Second (though actually following from the first), Eusebius probably places Hegesippus and Justin as contemporaries because they both mention Hadrian's slave Antinous in HE 4.8, though in Hegesippus' case it's uncertain whether he meant Antinous lived in his own day or Hadrian instituted the games in honor of Antinous (after his death in 130 CE) in his own day. I think this is the earliest date we can securely place Hegesippus. He does not say he was an adult at the time, so that would hardly exclude him writing his Memoirs under Eleutherus in the 170's. Even if he were as old as Justin (born. c. 100 CE, executed c. 165 CE), this would still not exclude that possibility that he wrote his Memoirs under Eleutherus if we allow he could have written them in his 70's.
5. Peter Kirby has argued that the Josephus who gave "a chronological calculation involving the tenth year of Antoninus," according to Clement of Alexandria, was actually Hegesippus. I like the argument. I am not sure it is correct, but I like it.
I'm fond of it myself, but I'm not sure how it bears on the chronological issues we're talking about here.

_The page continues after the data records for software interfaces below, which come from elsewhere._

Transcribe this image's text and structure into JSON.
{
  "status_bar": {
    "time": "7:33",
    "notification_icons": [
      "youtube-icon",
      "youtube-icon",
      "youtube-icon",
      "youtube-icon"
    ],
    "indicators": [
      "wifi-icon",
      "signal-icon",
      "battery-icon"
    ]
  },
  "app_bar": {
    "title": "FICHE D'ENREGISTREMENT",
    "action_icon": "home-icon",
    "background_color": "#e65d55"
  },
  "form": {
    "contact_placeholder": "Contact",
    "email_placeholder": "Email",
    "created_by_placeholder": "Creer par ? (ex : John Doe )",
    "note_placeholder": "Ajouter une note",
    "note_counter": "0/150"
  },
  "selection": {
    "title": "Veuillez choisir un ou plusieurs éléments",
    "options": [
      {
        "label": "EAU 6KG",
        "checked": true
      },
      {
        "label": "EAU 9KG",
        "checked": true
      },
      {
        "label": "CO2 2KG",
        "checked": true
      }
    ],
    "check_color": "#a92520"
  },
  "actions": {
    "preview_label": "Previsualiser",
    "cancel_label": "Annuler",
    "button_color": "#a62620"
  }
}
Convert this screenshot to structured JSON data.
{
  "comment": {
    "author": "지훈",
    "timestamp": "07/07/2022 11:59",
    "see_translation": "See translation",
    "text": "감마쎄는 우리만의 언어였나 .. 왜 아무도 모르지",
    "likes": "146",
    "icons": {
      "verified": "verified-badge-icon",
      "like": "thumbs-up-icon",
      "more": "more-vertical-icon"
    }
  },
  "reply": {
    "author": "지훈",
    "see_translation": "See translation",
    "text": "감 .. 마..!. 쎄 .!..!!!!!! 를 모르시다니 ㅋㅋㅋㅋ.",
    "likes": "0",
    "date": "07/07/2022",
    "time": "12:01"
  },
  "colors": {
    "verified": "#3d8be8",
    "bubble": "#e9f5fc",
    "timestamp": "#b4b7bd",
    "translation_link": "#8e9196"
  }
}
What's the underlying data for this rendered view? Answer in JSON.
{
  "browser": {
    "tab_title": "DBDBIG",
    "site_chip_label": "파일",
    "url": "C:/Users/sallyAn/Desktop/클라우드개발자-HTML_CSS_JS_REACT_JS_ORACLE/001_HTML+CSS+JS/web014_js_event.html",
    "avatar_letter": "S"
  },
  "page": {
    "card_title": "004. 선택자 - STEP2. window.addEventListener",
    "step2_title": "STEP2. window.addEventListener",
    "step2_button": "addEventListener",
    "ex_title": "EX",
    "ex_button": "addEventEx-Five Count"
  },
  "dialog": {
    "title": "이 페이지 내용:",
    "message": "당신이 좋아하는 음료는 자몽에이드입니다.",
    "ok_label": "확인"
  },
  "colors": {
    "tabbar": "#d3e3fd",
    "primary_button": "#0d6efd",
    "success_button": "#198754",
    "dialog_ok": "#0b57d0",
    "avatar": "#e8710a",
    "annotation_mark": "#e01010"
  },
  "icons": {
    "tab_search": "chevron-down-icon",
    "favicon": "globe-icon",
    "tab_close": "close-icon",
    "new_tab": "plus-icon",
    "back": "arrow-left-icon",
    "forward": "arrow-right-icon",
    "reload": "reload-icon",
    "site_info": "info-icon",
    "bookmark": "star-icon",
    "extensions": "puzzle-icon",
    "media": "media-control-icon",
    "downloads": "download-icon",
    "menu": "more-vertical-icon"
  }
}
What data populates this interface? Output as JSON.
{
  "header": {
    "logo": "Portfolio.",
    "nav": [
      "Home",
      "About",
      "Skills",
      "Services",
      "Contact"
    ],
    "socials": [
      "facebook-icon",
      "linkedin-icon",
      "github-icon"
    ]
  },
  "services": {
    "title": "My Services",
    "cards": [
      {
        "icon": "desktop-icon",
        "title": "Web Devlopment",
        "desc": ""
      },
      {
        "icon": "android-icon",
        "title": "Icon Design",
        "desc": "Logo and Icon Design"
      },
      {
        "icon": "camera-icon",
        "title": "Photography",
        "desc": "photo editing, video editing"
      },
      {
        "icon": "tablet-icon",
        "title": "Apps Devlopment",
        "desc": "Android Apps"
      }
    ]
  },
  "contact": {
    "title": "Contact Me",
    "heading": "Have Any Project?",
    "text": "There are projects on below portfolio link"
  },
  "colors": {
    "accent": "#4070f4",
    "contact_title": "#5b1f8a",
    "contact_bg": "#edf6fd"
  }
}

So my suggestion is mostly a matter of synthesis. The synthesis is not perfect; there are still chronological uncertainties to unravel having to do with the episcopal succession in Rome as compared to the dates of the Roman emperors, for example. But the standard view that Hegesippus wrote during the episcopate of Eleutherus is not perfect, either. It is hard to reconcile Hegesippus both having lived "immediately after the apostles," however loosely we interpret that Eusebian phrase, and also writing during the episcopate of Eleutherus.
I think the internal evidence is far more important than Eusebius' claim that Hegesippus wrote “immediately after the apostles,” which I think can only be taken in the loosest sense (as with Justin 100-165 CE).
I would love to see any overall view or synthesis of these matters that you might have.
I haven't written up an overall view or synthesis beyond what we've been discussing in this thread, at least not yet.
And Ben, while I'm disagreeing with you on several points here, I'd like to express my appreciation for your rationality.